Task data ▸

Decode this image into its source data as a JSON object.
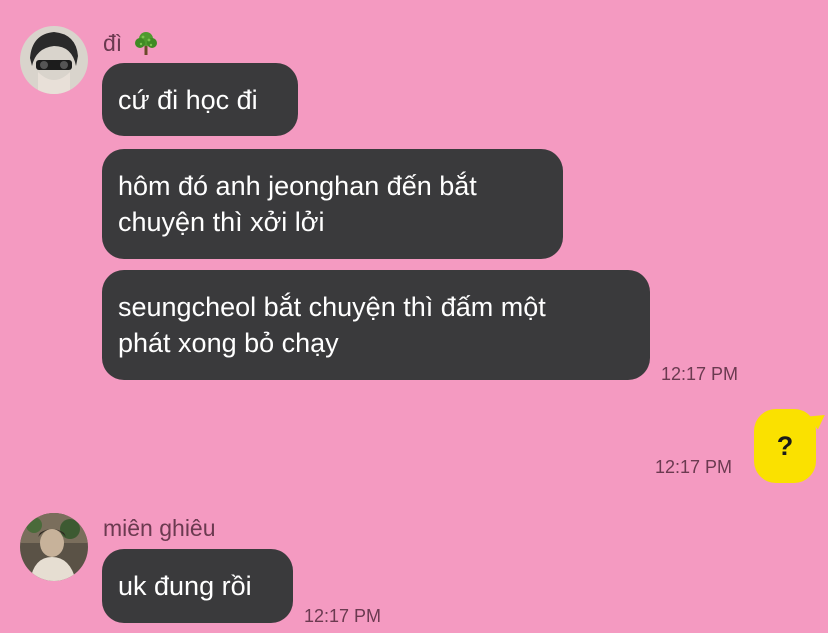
{
  "colors": {
    "background": "#F49AC1",
    "incoming_bubble": "#3A3A3C",
    "outgoing_bubble": "#FAE100",
    "meta_text": "#6B3A50"
  },
  "groups": [
    {
      "sender": "đì",
      "sender_icon": "bush-icon",
      "messages": [
        {
          "text": "cứ đi học đi"
        },
        {
          "text": "hôm đó anh jeonghan đến bắt\nchuyện thì xởi lởi"
        },
        {
          "text": "seungcheol bắt chuyện thì đấm một\nphát xong bỏ chạy",
          "time": "12:17 PM"
        }
      ]
    },
    {
      "sender": "me",
      "messages": [
        {
          "text": "?",
          "time": "12:17 PM"
        }
      ]
    },
    {
      "sender": "miên ghiêu",
      "messages": [
        {
          "text": "uk đung rồi",
          "time": "12:17 PM"
        }
      ]
    }
  ]
}
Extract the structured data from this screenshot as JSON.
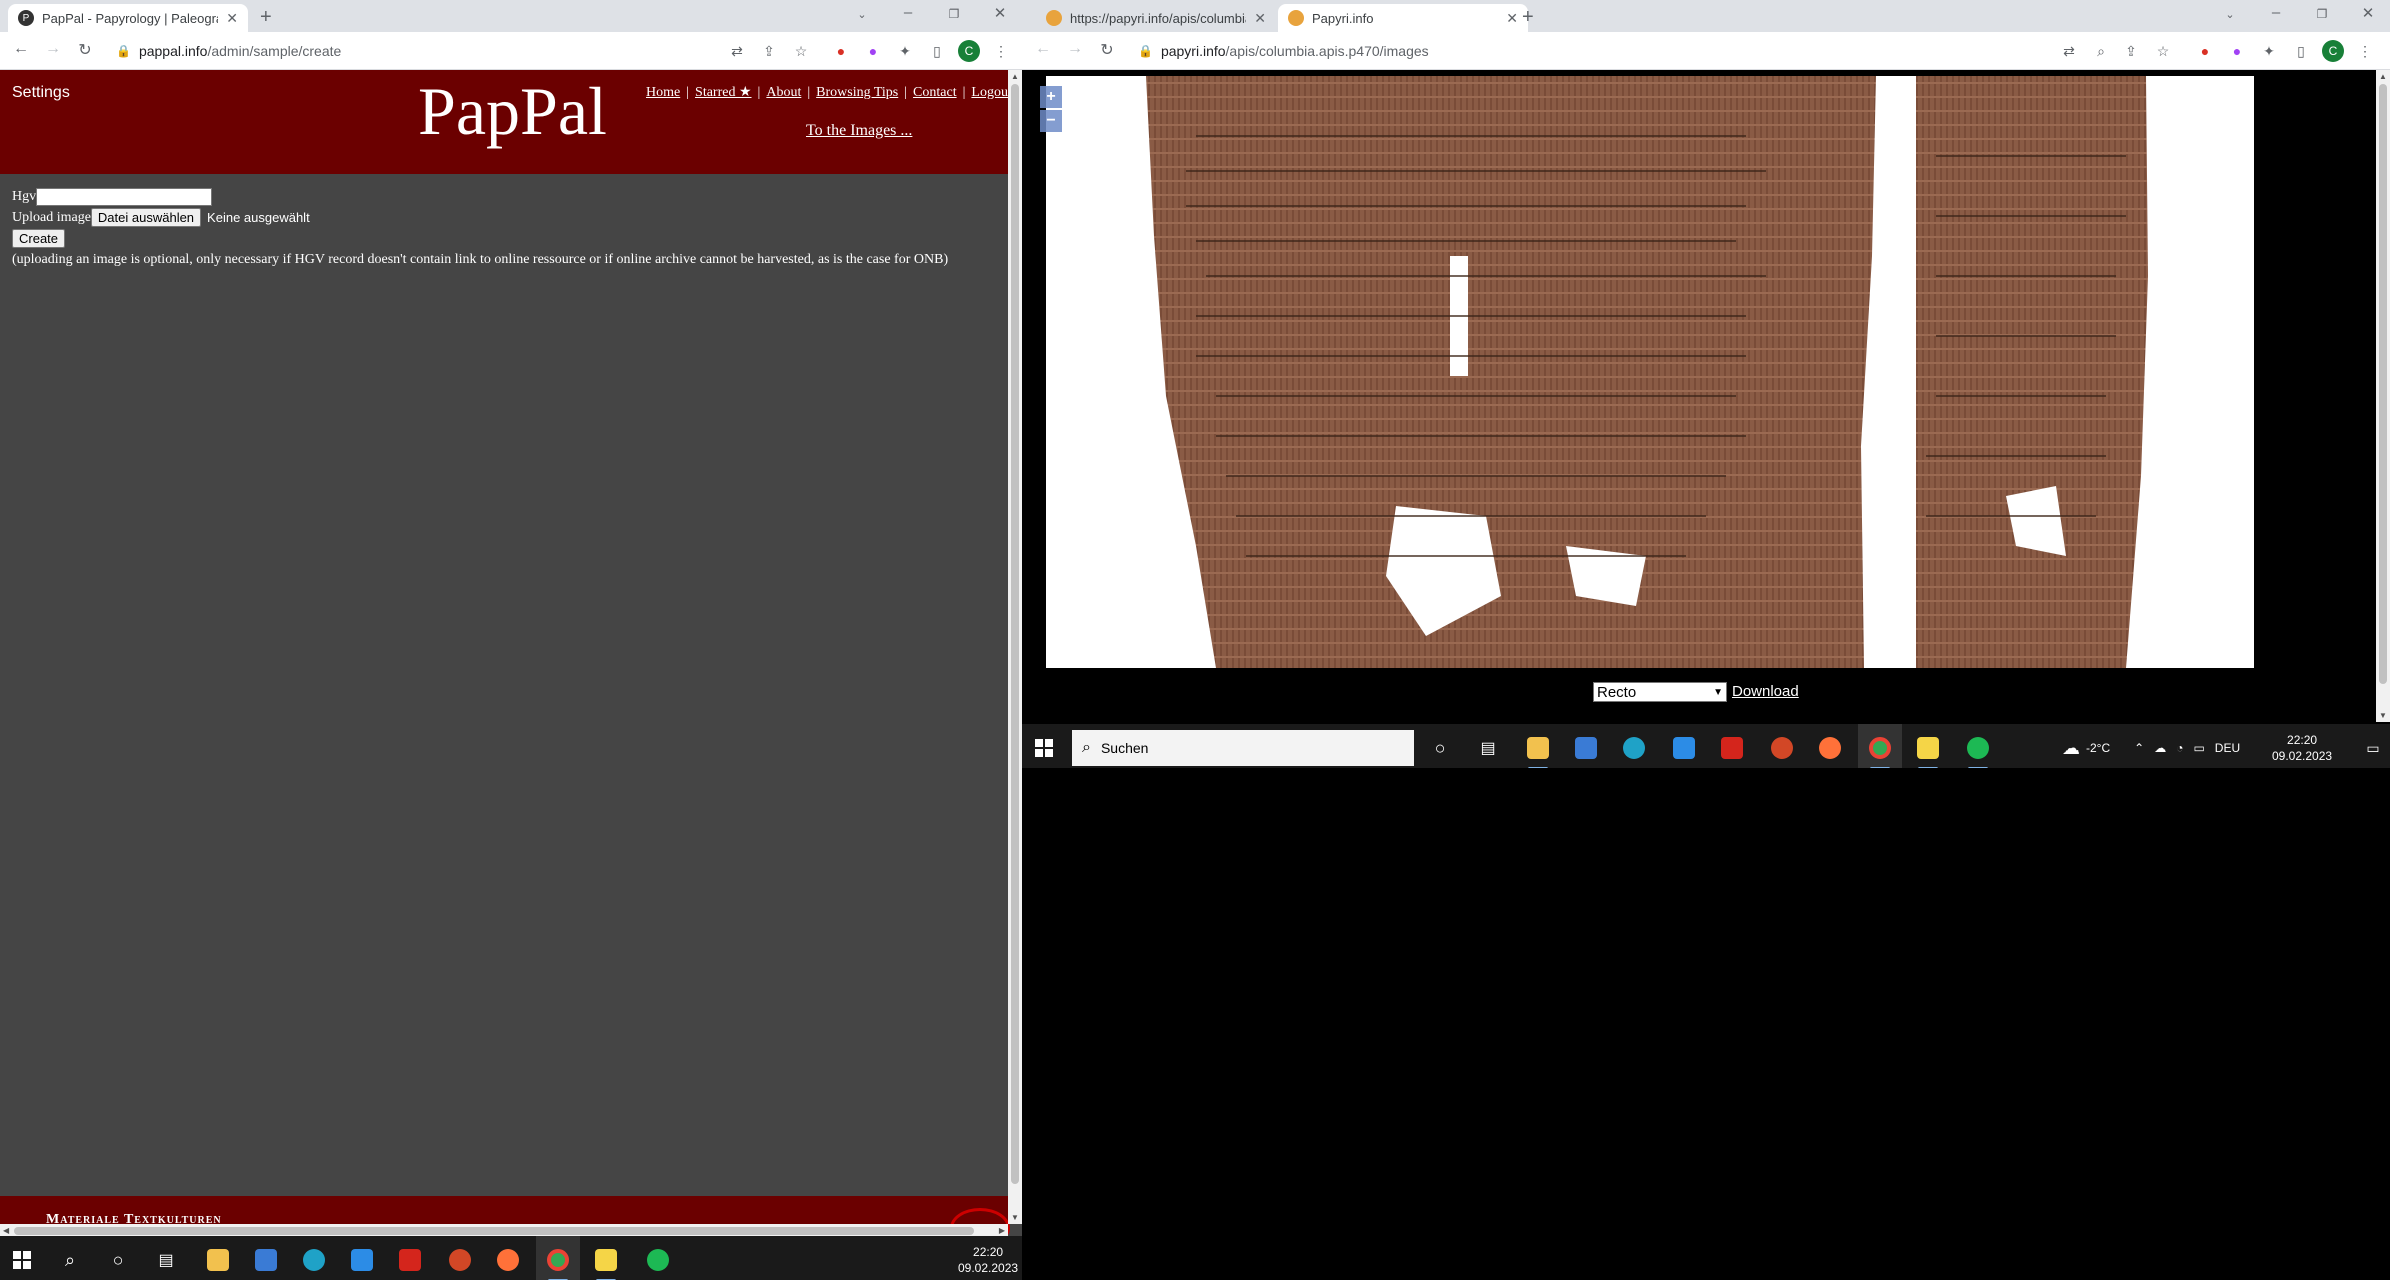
{
  "left_window": {
    "tab": {
      "title": "PapPal - Papyrology | Paleograph",
      "favicon": "pappal-icon"
    },
    "url": {
      "host": "pappal.info",
      "path": "/admin/sample/create"
    },
    "profile_letter": "C",
    "page": {
      "settings": "Settings",
      "logo": "PapPal",
      "nav": [
        {
          "label": "Home"
        },
        {
          "label": "Starred ★"
        },
        {
          "label": "About"
        },
        {
          "label": "Browsing Tips"
        },
        {
          "label": "Contact"
        },
        {
          "label": "Logout"
        }
      ],
      "to_images": "To the Images ...",
      "form": {
        "hgv_label": "Hgv",
        "hgv_value": "",
        "upload_label": "Upload image",
        "file_button": "Datei auswählen",
        "file_status": "Keine ausgewählt",
        "create_button": "Create",
        "note": "(uploading an image is optional, only necessary if HGV record doesn't contain link to online ressource or if online archive cannot be harvested, as is the case for ONB)"
      },
      "footer": "Materiale Textkulturen"
    },
    "taskbar": {
      "time": "22:20",
      "date": "09.02.2023"
    }
  },
  "right_window": {
    "tabs": [
      {
        "title": "https://papyri.info/apis/columbia",
        "active": false
      },
      {
        "title": "Papyri.info",
        "active": true
      }
    ],
    "url": {
      "host": "papyri.info",
      "path": "/apis/columbia.apis.p470/images"
    },
    "profile_letter": "C",
    "viewer": {
      "zoom_in": "+",
      "zoom_out": "−",
      "side_select": "Recto",
      "download": "Download"
    },
    "taskbar": {
      "search_placeholder": "Suchen",
      "weather": "-2°C",
      "lang": "DEU",
      "time": "22:20",
      "date": "09.02.2023"
    }
  },
  "colors": {
    "pappal_header": "#6b0000",
    "pappal_body": "#454545",
    "chrome_tabbar": "#dee1e6",
    "taskbar": "#1a1a1a"
  }
}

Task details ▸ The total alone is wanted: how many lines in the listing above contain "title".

Task answer ▸ 3